Systems Analyst / Business Analyst - Central London

£35000 - £37000 per annum + Benefits: Ashdown Group: Systems Analyst / Busines...

Senior Change Engineer (Network, Cisco, Juniper) £30k

£30000 - £35000 per annum + Benefits: Ampersand Consulting LLP: Senior Change ...

Day In a Page

Read Next
 

i Editor's Letter: A huge step forward in medical science, but we're not all the way there yet

Oliver Duff Oliver Duff
David Cameron has painted a scary picture of what life would be like under a Labour government  

You want constitutional change? Fixed-term parliaments have already done the job

Steve Richards
Two super-sized ships have cruised into British waters, but how big can these behemoths get?
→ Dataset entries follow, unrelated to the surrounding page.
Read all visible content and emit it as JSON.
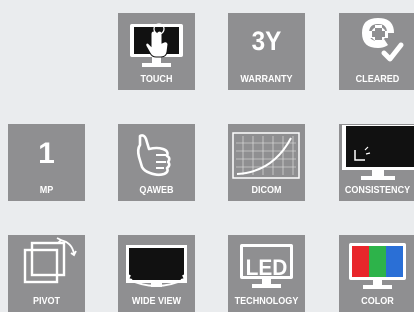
{
  "tiles": [
    {
      "id": "touch",
      "label": "TOUCH",
      "icon": "touch-monitor-icon"
    },
    {
      "id": "warranty",
      "label": "WARRANTY",
      "value": "3Y",
      "icon": "warranty-text"
    },
    {
      "id": "cleared",
      "label": "CLEARED",
      "icon": "medical-cross-check-icon"
    },
    {
      "id": "mp",
      "label": "MP",
      "value": "1",
      "icon": "megapixel-text"
    },
    {
      "id": "qaweb",
      "label": "QAWEB",
      "icon": "thumbs-up-icon"
    },
    {
      "id": "dicom",
      "label": "DICOM",
      "icon": "dicom-curve-monitor-icon"
    },
    {
      "id": "consistency",
      "label": "CONSISTENCY",
      "icon": "consistency-monitor-icon"
    },
    {
      "id": "pivot",
      "label": "PIVOT",
      "icon": "pivot-rotate-icon"
    },
    {
      "id": "wideview",
      "label": "WIDE VIEW",
      "icon": "wide-view-monitor-icon"
    },
    {
      "id": "technology",
      "label": "TECHNOLOGY",
      "value": "LED",
      "icon": "led-monitor-icon"
    },
    {
      "id": "color",
      "label": "COLOR",
      "icon": "rgb-monitor-icon"
    }
  ],
  "colors": {
    "page_background": "#eaecee",
    "tile_background": "#8f8f91",
    "icon_foreground": "#ffffff",
    "screen_dark": "#111111",
    "rgb_red": "#e8262b",
    "rgb_green": "#2db34a",
    "rgb_blue": "#2a6fd6"
  }
}
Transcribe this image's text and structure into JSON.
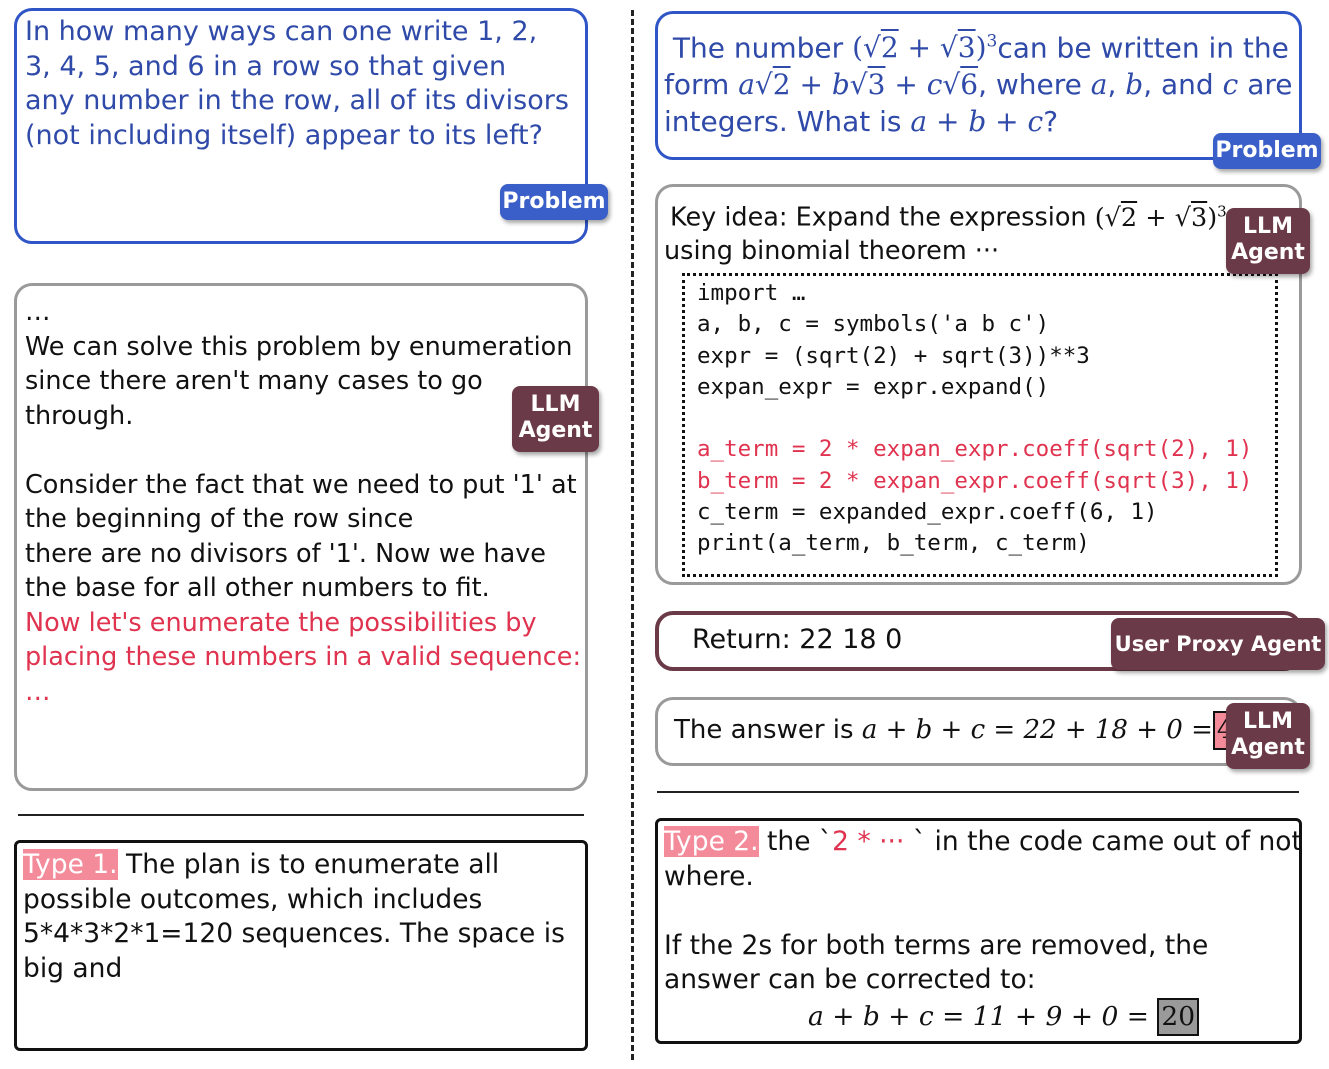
{
  "left": {
    "problem": {
      "lines": [
        "In how many ways can one write 1, 2,",
        "3, 4, 5, and 6 in a row so that given",
        "any number in the row, all of its divisors",
        "(not including itself) appear to its left?"
      ],
      "badge": "Problem"
    },
    "agent": {
      "badge_line1": "LLM",
      "badge_line2": "Agent",
      "ellipsis_top": "…",
      "lines": [
        "We can solve this problem by enumeration",
        "since there aren't many cases to go",
        "through."
      ],
      "lines2": [
        "Consider the fact that we need to put '1' at",
        "the beginning of the row since",
        "there are no divisors of '1'. Now we have",
        "the base for all other numbers to fit."
      ],
      "red_lines": [
        "Now let's enumerate the possibilities by",
        "placing these numbers in a valid sequence:",
        "…"
      ]
    },
    "note": {
      "tag": "Type 1.",
      "first": " The plan is to enumerate all",
      "lines": [
        "possible outcomes, which includes",
        "5*4*3*2*1=120 sequences. The space is",
        "big and"
      ]
    }
  },
  "right": {
    "problem": {
      "l1_pre": "The number ",
      "l1_post": "can be written in the",
      "l2_pre": "form ",
      "l2_mid": ", where ",
      "l2_and": ", and ",
      "l2_are": " are",
      "l3_pre": "integers.  What is ",
      "l3_post": "?",
      "badge": "Problem"
    },
    "agent": {
      "key_idea_pre": "Key idea: Expand the expression ",
      "key_idea_l2": "using binomial theorem ···",
      "badge_line1": "LLM",
      "badge_line2": "Agent",
      "code_lines": [
        "import …",
        "a, b, c = symbols('a b c')",
        "expr = (sqrt(2) + sqrt(3))**3",
        "expan_expr = expr.expand()"
      ],
      "code_red": [
        "a_term = 2 * expan_expr.coeff(sqrt(2), 1)",
        "b_term = 2 * expan_expr.coeff(sqrt(3), 1)"
      ],
      "code_tail": [
        "c_term = expanded_expr.coeff(6, 1)",
        "print(a_term, b_term, c_term)"
      ]
    },
    "proxy": {
      "text": "Return: 22 18 0",
      "badge": "User Proxy Agent"
    },
    "answer": {
      "pre": "The answer is ",
      "eq": "a + b + c = 22 + 18 + 0 =",
      "value": "40",
      "badge_line1": "LLM",
      "badge_line2": "Agent"
    },
    "note": {
      "tag": "Type 2.",
      "first": " the `",
      "red": "2 * ···",
      "first_post": " ` in the code came out of not",
      "l2": "where.",
      "l3": "If the 2s for both terms are removed, the",
      "l4": "answer can be corrected to:",
      "eq": "a + b + c = 11 + 9 + 0 =",
      "value": "20"
    }
  },
  "colors": {
    "problem_blue": "#2f55c6",
    "badge_blue": "#3a5fc8",
    "badge_plum": "#6b3a48",
    "highlight_red": "#e0334f",
    "tag_pink": "#f48b9a"
  }
}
Super-sized ships: How big can they get?

Two of the largest vessels in the world cruised into UK waters last week
British doctors on brink of 'cure' for paralysis with spinal cord treatment

British doctors on brink of cure for paralysis

Sufferers can now be offered the possibility of cure thanks to a revolutionary implant of regenerative cells
Ranked seventh in world’s best tourist cities - not London, or Edinburgh, but Salisbury

Salisbury ranked seventh in world’s best tourist cities

The city is home to one of the four surviving copies of the Magna Carta, along with the world’s oldest mechanical clock
Let's talk about loss

We need to talk about loss

Secrecy and silence surround stillbirth
Will there be an all-female mission to Mars?

Will there be an all-female mission to Mars?

Women may be better suited to space travel than men are
Oscar Pistorius sentencing: The athlete's wealth and notoriety have provoked a long overdue debate on South African prisons

'They poured water on, then electrified me...'

If Oscar Pistorius is sent to jail, his experience will not be that of other inmates
James Wharton: The former Guard now fighting discrimination against gay soldiers

The former Guard now fighting discrimination against gay soldiers

Life after the Army has brought new battles for the LGBT activist James Wharton
Ebola in the US: Panic over the virus threatens to infect President Obama's midterms

Panic over Ebola threatens to infect the midterms

Just one person has died, yet November's elections may be affected by what Republicans call 'Obama's Katrina', says Rupert Cornwell
Premier League coaches join the RSC to swap the tricks of their trades

Darling, you were fabulous! But offside...

Premier League coaches are joining the RSC to learn acting skills, and in turn they will teach its actors to play football. Nick Clark finds out why
How to dress with authority: Kirsty Wark and Camila Batmanghelidjh discuss the changing role of fashion in women's workwear

How to dress with authority

Kirsty Wark and Camila Batmanghelidjh discuss the changing role of fashion in women's workwear
New book on Joy Division's Ian Curtis sheds new light on the life of the late singer

New book on Ian Curtis sheds fresh light on the life of the late singer

'Joy Division were making art... Ian was for real' says author Jon Savage
Sean Harris: A rare interview with British acting's secret weapon

Sean Harris: A rare interview with British acting's secret weapon

The Bafta-winner talks Hollywood, being branded a psycho, and how Barbra Streisand is his true inspiration
Tim Minchin, interview: The musician, comedian and world's favourite ginger is on scorching form

Tim Minchin interview

For a no-holds-barred comedian who is scathing about woolly thinking and oppressive religiosity, he is surprisingly gentle in person
Boris Johnson's boozing won't win the puritan vote

Boris's boozing won't win the puritan vote

Many of us Brits still disapprove of conspicuous consumption – it's the way we were raised, says DJ Taylor
Ash frontman Tim Wheeler reveals how he came to terms with his father's dementia

Tim Wheeler: Alzheimer's, memories and my dad

Wheeler's dad suffered from Alzheimer's for three years. When he died, there was only one way the Ash frontman knew how to respond: with a heartfelt solo album